proposed to build each of its six venues as permanent structures. However, Populous advised that by creating three of those venues as temporary structures, would offer a more sustainable approach and a much stronger legacy – as those arenas could then be relocated around other parts of Russia after the Games. This in part illustrates another argument in favour of temporary architecture – financial savings. Not only are the direct building costs of temporary venues smaller than those of permanent structures, but there is a considerable saving over the lifecycle of a building. As well as reusing or recycling every component in a temporary structure, you avoid the
maintenance costs such as cleaning, heating and electricity, for example that are associated with a permanent structure.

Design for the Future
With its flexible hybrid facilities and imaginatively located temporary venues, London 2012 is a good model.

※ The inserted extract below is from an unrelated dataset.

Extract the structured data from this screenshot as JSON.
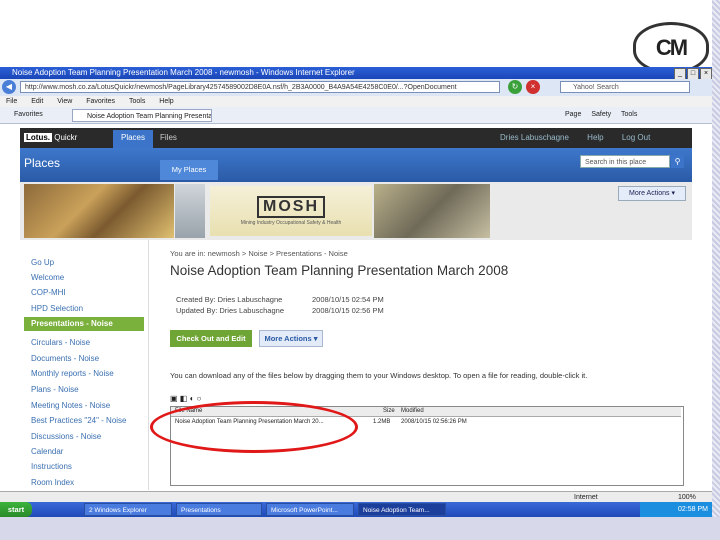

It looks likely that Rio 2016, will follow its example, thus begging the question – what opportunities are there for temporary architecture in the future? I believe the key to future success and sustainability is in striking the right balance between a permanent core of facilities and a super-flexible complement of temporary additions. The industry is starting to respond to design demands for these temporary additions. The materials being used now are fully recyclable and design is becoming more intelligent , i.e. seating that folds up smaller, so more can be packed onto a lorry. This in turns leads to fewer lorries and fewer emissions. Essentially, it creates a virtuous cycle of sustainability. In the long term, the vision is to create a wide range of buildings from a standard kit of parts across the temporary event industry. This modularised system will ensure that each temporary component fits together smoothly, making the finished design neater and more efficient, and spelling an end to awkward-looking onsite fixes. At Populous, we certainly see the future of temporary architecture as being very creative. We’ll continue to explore materials in a new way, creating new potential for hosting sports and entertainment venues and strengthening the case for its use. Whether it’s an Olympic venue, a World Cup stadium, or a Formula One track, the same principles apply and our aim is to incorporate these principles at the very outset of a project so that
the architectural solution is fully resolved for the event, the overlay and the legacy requirements. One thing is certain: building on its current foundations of flexibility, sustainability and the ability to create the
extraordinary – temporary architecture is a discipline with an exciting future.